Palau’s Rock Islands Southern Lagoon has been added to the World Heritage list of the United Nations Educational, Scientific and Cultural Organization (UNESCO).
According to UNESCO’s website, the islands are a mixed site for both cultural and natural properties.
The Rock Islands Southern Lagoon covers 100,200 hectares and numbers 445 uninhabited limestone islands of volcanic origin. Many of them display unique mushroom-like shapes in turquoise lagoons surrounded by coral reefs.
The aesthetic beauty of the site is heightened by a complex reef system featuring over 385 coral species and different types of habitat. They sustain a large diversity of plants, birds and marine life including dugong and at least 13 shark species.

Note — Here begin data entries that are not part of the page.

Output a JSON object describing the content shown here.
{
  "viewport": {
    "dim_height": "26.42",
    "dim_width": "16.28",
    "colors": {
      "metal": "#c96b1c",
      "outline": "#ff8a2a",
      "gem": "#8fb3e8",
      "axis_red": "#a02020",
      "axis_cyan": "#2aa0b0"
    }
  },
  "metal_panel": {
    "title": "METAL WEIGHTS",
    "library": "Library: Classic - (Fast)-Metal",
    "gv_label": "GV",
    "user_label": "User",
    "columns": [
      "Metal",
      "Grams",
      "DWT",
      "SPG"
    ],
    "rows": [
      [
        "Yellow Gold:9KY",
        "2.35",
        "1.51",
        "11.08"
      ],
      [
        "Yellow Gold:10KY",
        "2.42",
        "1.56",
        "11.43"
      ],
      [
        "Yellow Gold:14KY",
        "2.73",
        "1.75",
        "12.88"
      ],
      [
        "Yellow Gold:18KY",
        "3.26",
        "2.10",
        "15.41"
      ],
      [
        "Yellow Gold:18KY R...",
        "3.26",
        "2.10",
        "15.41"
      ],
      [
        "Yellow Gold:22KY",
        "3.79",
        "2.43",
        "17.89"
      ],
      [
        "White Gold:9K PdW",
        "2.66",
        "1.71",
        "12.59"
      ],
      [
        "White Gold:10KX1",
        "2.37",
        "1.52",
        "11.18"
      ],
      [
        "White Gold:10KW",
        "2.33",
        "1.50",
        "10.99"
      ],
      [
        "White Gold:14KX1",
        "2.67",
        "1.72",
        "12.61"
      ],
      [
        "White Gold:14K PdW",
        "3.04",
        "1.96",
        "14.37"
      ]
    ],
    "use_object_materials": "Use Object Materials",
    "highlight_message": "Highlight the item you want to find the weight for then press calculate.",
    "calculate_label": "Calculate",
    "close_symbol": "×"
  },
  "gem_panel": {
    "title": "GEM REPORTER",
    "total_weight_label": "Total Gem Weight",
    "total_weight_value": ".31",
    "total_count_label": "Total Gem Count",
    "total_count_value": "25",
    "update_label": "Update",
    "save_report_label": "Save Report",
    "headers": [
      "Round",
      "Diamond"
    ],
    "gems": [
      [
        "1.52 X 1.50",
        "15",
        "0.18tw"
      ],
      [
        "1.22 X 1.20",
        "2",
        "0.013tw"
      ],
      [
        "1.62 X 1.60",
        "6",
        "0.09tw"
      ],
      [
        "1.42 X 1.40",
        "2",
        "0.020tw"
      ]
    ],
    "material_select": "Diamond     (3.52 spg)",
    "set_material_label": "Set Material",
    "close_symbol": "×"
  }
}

The site harbors the highest concentration of marine lakes anywhere, isolated bodies of seawater separated from the ocean by land barriers.
They are among the islands’ distinctive features and sustain high endemism of populations which continue to yield new species discoveries.

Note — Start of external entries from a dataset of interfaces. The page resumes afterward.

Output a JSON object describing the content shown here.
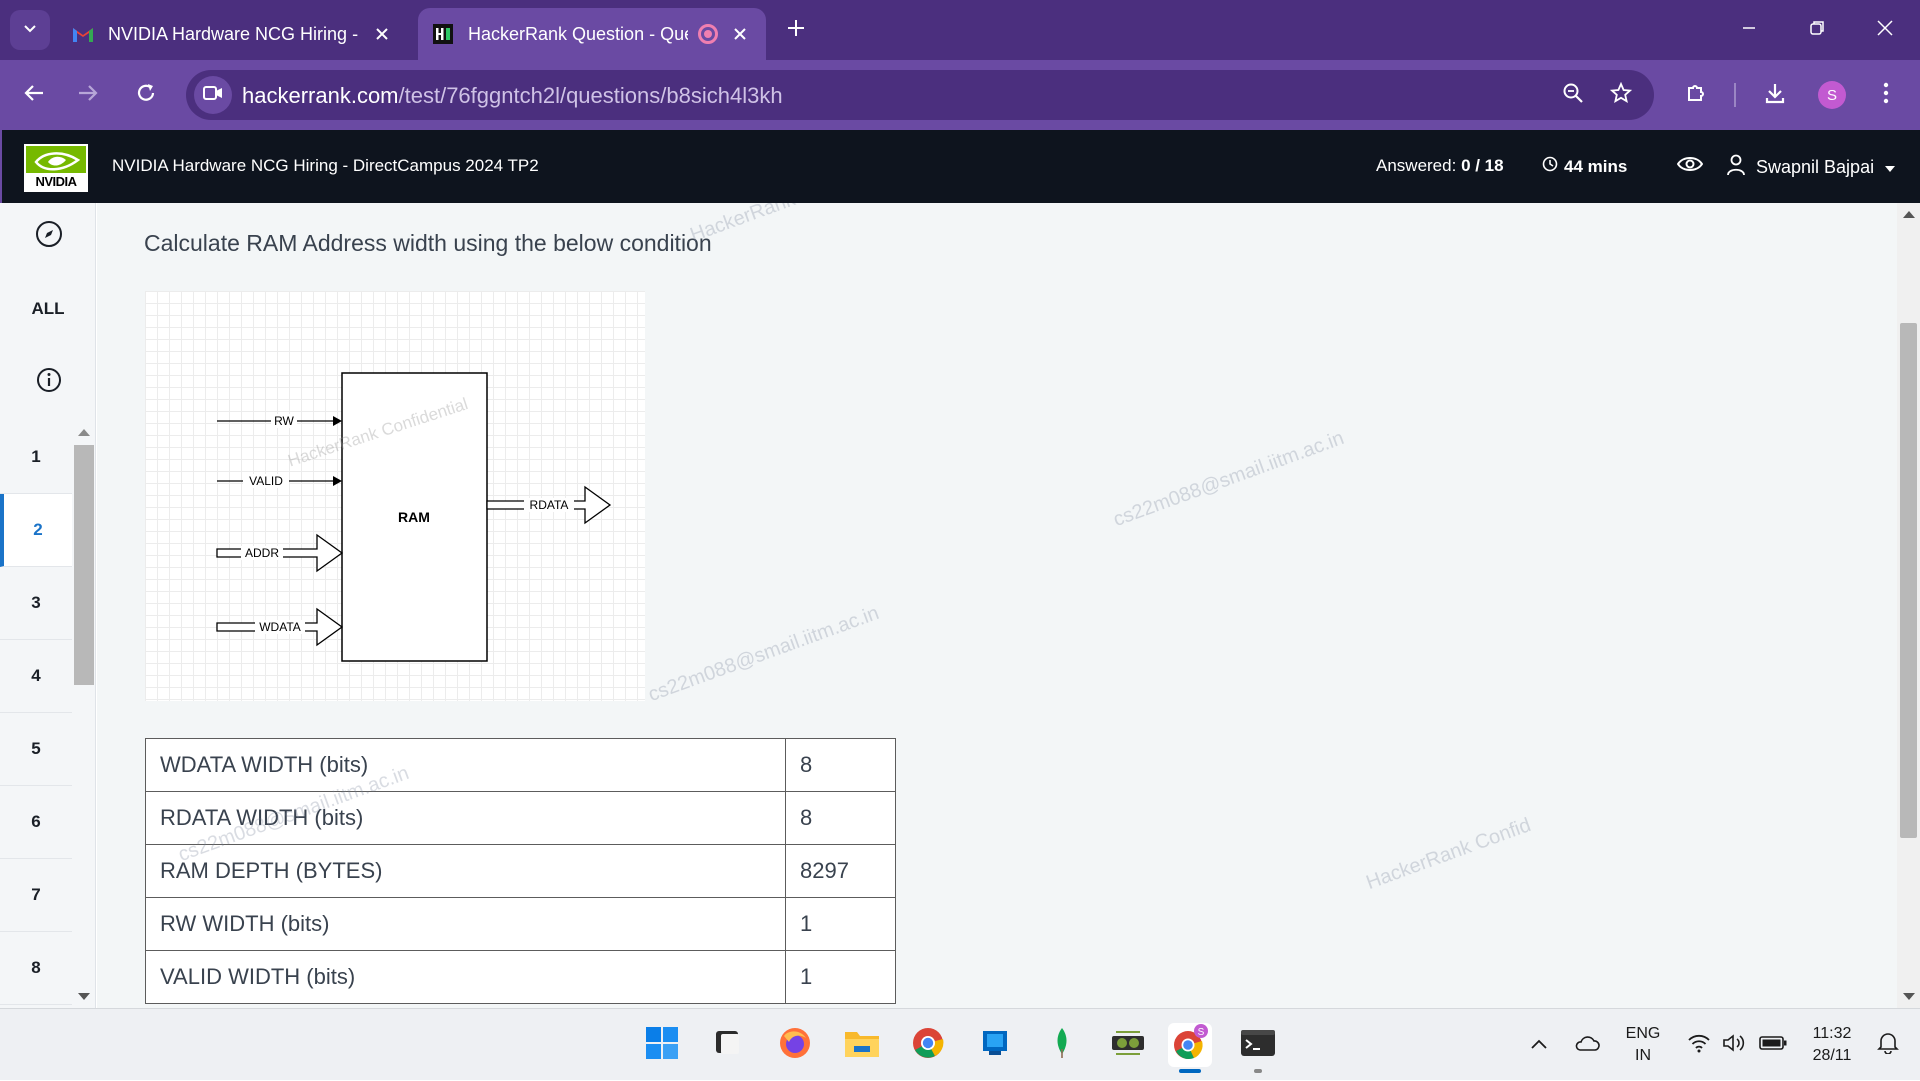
{
  "browser": {
    "tabs": [
      {
        "title": "NVIDIA Hardware NCG Hiring -",
        "favicon": "gmail-icon"
      },
      {
        "title": "HackerRank Question - Que",
        "favicon": "hackerrank-icon",
        "active": true
      }
    ],
    "url_domain": "hackerrank.com",
    "url_path": "/test/76fggntch2l/questions/b8sich4l3kh",
    "profile_initial": "S"
  },
  "header": {
    "logo_text": "NVIDIA",
    "test_title": "NVIDIA Hardware NCG Hiring - DirectCampus 2024 TP2",
    "answered_label": "Answered:",
    "answered_value": "0 / 18",
    "time_left": "44 mins",
    "user_name": "Swapnil Bajpai"
  },
  "sidebar": {
    "all_label": "ALL",
    "questions": [
      "1",
      "2",
      "3",
      "4",
      "5",
      "6",
      "7",
      "8"
    ],
    "active_question": "2"
  },
  "question": {
    "text": "Calculate RAM Address width using the below condition",
    "diagram": {
      "block_label": "RAM",
      "inputs": [
        "RW",
        "VALID",
        "ADDR",
        "WDATA"
      ],
      "outputs": [
        "RDATA"
      ],
      "watermark": "HackerRank Confidential"
    },
    "table": [
      {
        "param": "WDATA WIDTH (bits)",
        "value": "8"
      },
      {
        "param": "RDATA WIDTH (bits)",
        "value": "8"
      },
      {
        "param": "RAM DEPTH (BYTES)",
        "value": "8297"
      },
      {
        "param": "RW WIDTH (bits)",
        "value": "1"
      },
      {
        "param": "VALID WIDTH (bits)",
        "value": "1"
      }
    ]
  },
  "watermarks": {
    "email": "cs22m088@smail.iitm.ac.in",
    "confidential": "HackerRank Confid",
    "top": "HackerRank Co",
    "partial_email": "cs22m088@smail.iitm.ac.in"
  },
  "taskbar": {
    "apps": [
      "windows-start-icon",
      "file-manager-icon",
      "firefox-icon",
      "folder-icon",
      "chrome-icon",
      "store-icon",
      "mongodb-icon",
      "gpu-tool-icon",
      "chrome-profile-icon",
      "terminal-icon"
    ],
    "lang_line1": "ENG",
    "lang_line2": "IN",
    "time": "11:32",
    "date": "28/11"
  },
  "colors": {
    "chrome_frame": "#4b2f7e",
    "chrome_toolbar": "#6a4aa3",
    "hr_header": "#0e141e",
    "nvidia_green": "#76b900",
    "active_question": "#1a73c8"
  }
}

The well-known biodiversity of the Republic of Palau lies in the marine and terrestrial environment of the Rock Islands where important habitats threatened and endangered species are situated. The significant aesthetic and culture values of the landscape of the Southern Lagoon are integral to the identity of the State and the island nation.

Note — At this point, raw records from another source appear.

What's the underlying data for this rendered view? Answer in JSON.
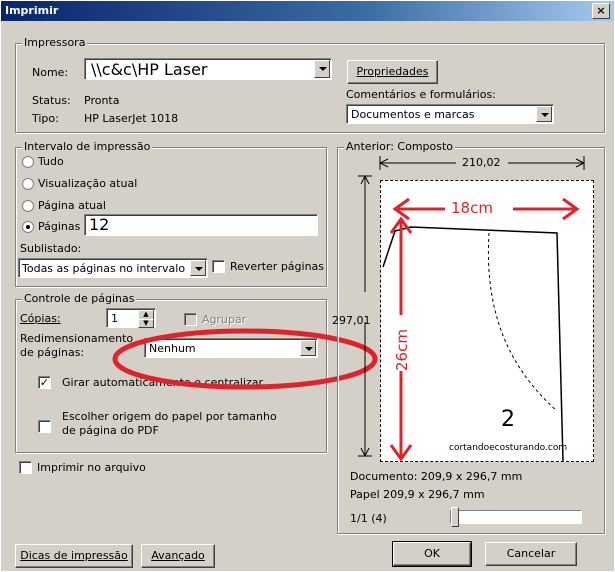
{
  "window": {
    "title": "Imprimir",
    "close_glyph": "×"
  },
  "printer": {
    "legend": "Impressora",
    "name_label": "Nome:",
    "name_value": "\\\\c&c\\HP Laser",
    "status_label": "Status:",
    "status_value": "Pronta",
    "type_label": "Tipo:",
    "type_value": "HP LaserJet 1018",
    "properties_button": "Propriedades",
    "comments_label": "Comentários e formulários:",
    "comments_value": "Documentos e marcas"
  },
  "range": {
    "legend": "Intervalo de impressão",
    "options": [
      "Tudo",
      "Visualização atual",
      "Página atual",
      "Páginas"
    ],
    "selected": "Páginas",
    "pages_value": "12",
    "subset_label": "Sublistado:",
    "subset_value": "Todas as páginas no intervalo",
    "reverse_label": "Reverter páginas"
  },
  "handling": {
    "legend": "Controle de páginas",
    "copies_label": "Cópias:",
    "copies_value": "1",
    "collate_label": "Agrupar",
    "scaling_label_1": "Redimensionamento",
    "scaling_label_2": "de páginas:",
    "scaling_value": "Nenhum",
    "autorotate_label": "Girar automaticamente e centralizar",
    "autorotate_checked": true,
    "choose_source_label_1": "Escolher origem do papel por tamanho",
    "choose_source_label_2": "de página do PDF"
  },
  "print_to_file_label": "Imprimir no arquivo",
  "preview": {
    "legend": "Anterior: Composto",
    "width_value": "210,02",
    "height_value": "297,01",
    "annotation_width": "18cm",
    "annotation_height": "26cm",
    "page_number": "2",
    "site_text": "cortandoecosturando.com",
    "document_size": "Documento: 209,9 x 296,7 mm",
    "paper_size": "Papel 209,9 x 296,7 mm",
    "page_counter": "1/1 (4)"
  },
  "buttons": {
    "tips": "Dicas de impressão",
    "advanced": "Avançado",
    "ok": "OK",
    "cancel": "Cancelar"
  },
  "colors": {
    "highlight": "#e0232a",
    "titlebar": "#0a246a"
  }
}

Located in the westernmost corner of Micronesia, Palau is an archipelago of more than 586 islands with about 20,000 inhabitants. Consistently ranked as one of the world’s best dive destinations, Palau has spectacular water features and beaches as well as the Rock Islands and Jellyfish Lake. With 1,450 species of fish and 500 species of coral, some have identified Palau as “One of the Seven Underwater Wonders of the World.”